§ **ABOUT THIS EXERCISE**
Go through the data underneath and report how many lines hold the string "image", giving only the number.

___ DATA FOR THIS EXERCISE ___

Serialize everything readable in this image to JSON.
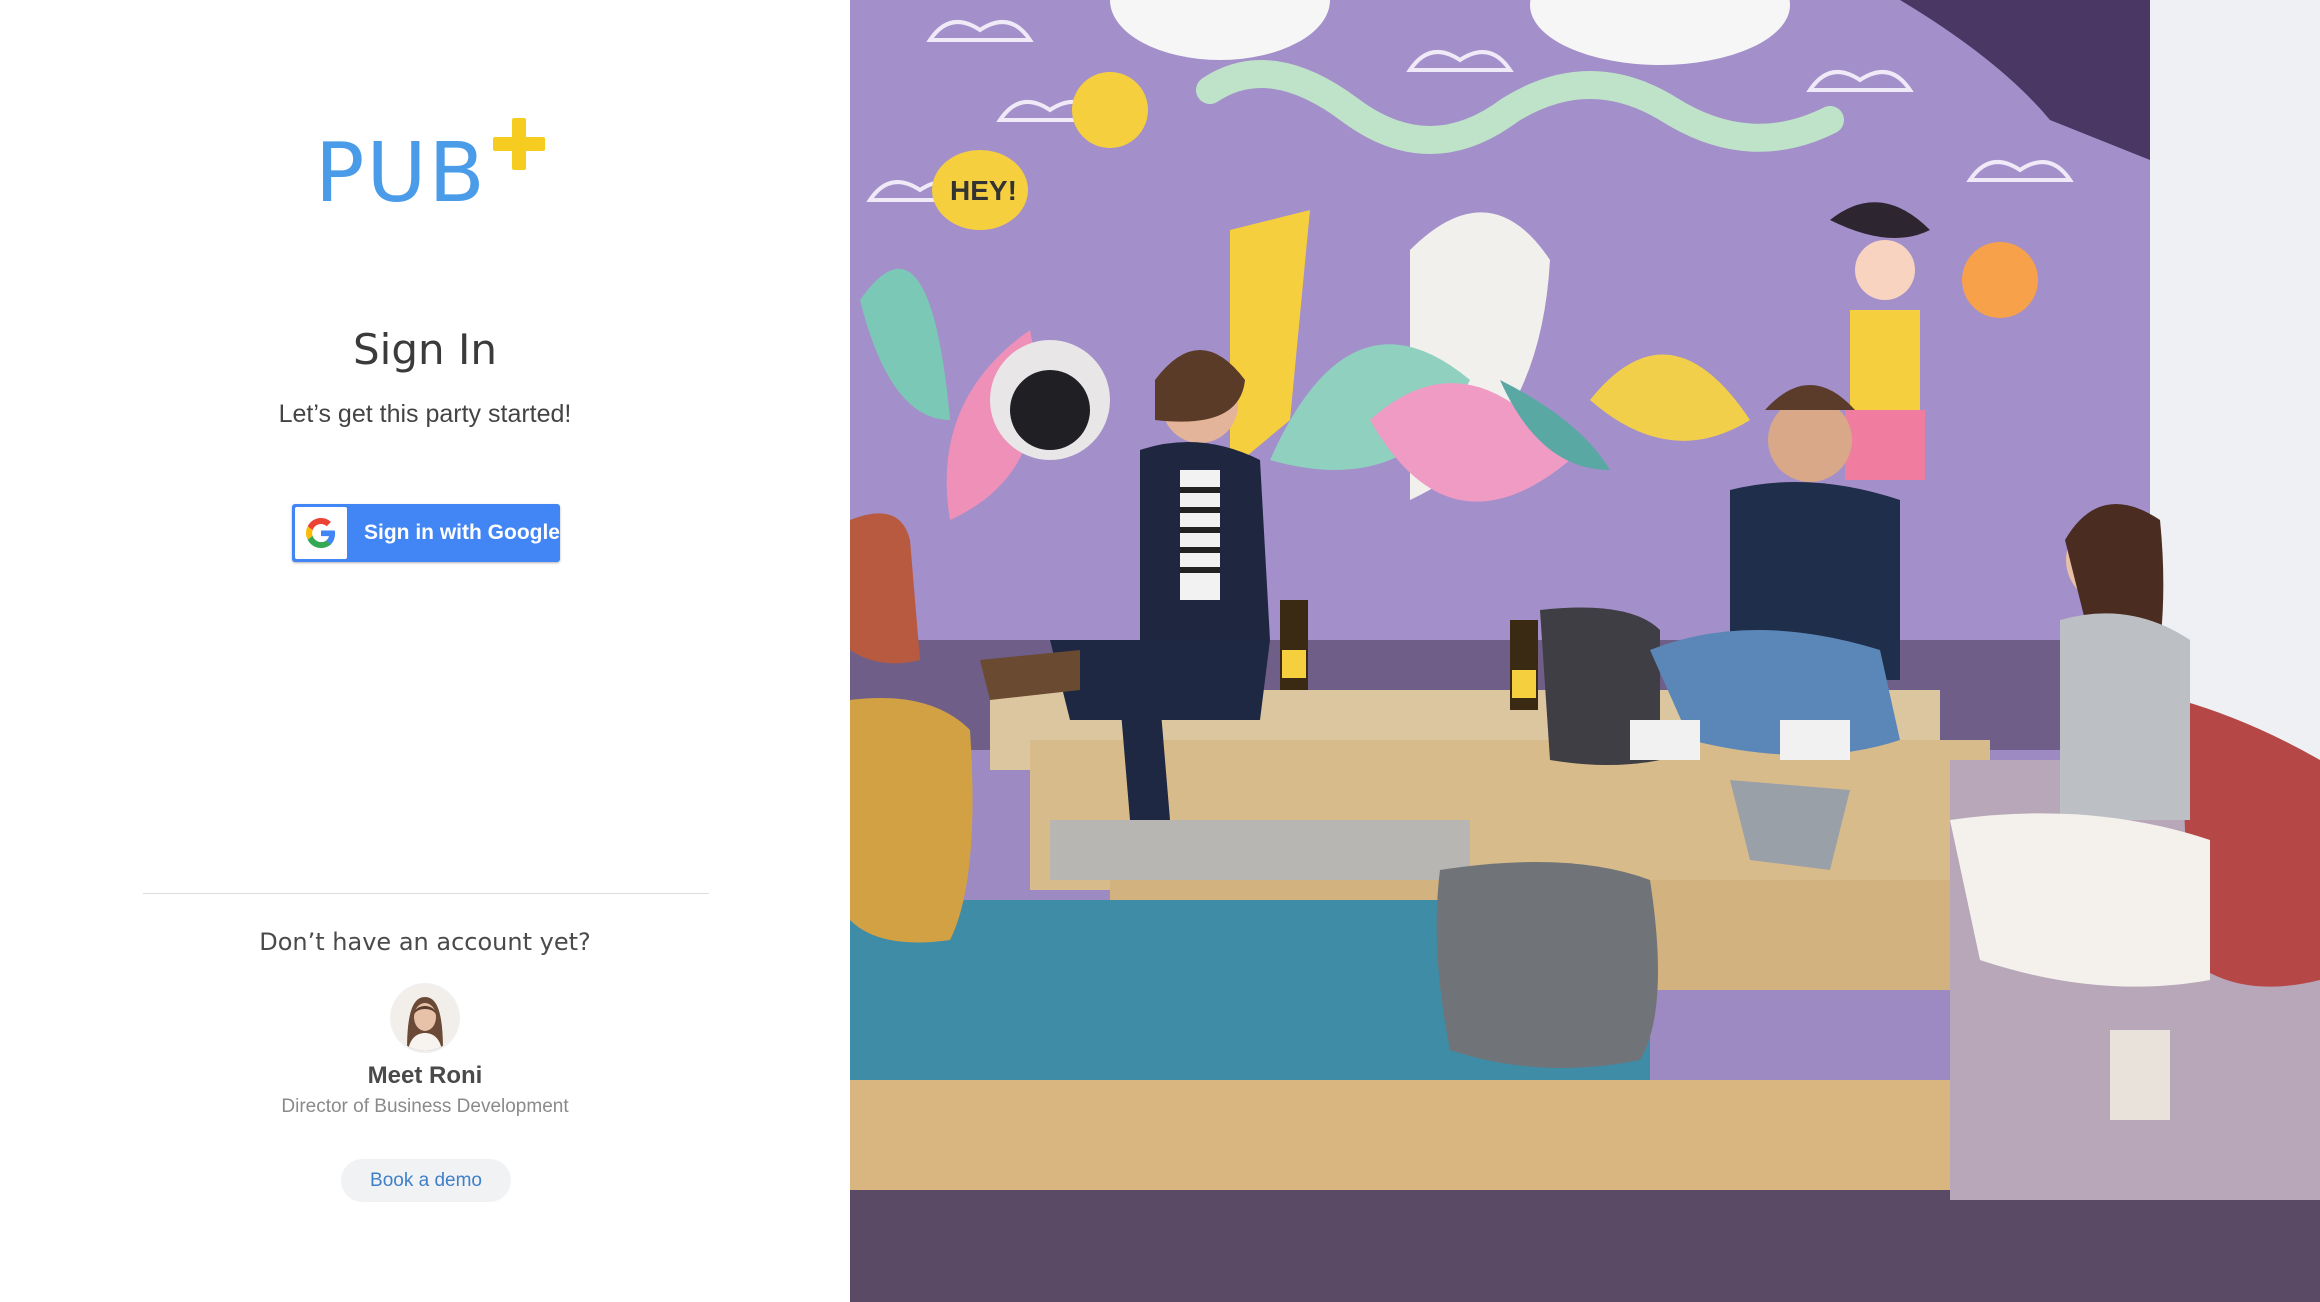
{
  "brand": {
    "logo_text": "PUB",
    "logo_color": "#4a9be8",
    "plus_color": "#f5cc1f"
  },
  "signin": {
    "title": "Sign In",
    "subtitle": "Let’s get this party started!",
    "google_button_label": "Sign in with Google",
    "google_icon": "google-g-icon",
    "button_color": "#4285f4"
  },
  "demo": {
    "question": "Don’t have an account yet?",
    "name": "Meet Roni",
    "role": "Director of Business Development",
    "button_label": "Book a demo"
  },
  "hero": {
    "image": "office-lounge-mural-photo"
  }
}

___

§ **TASK RESULT**
2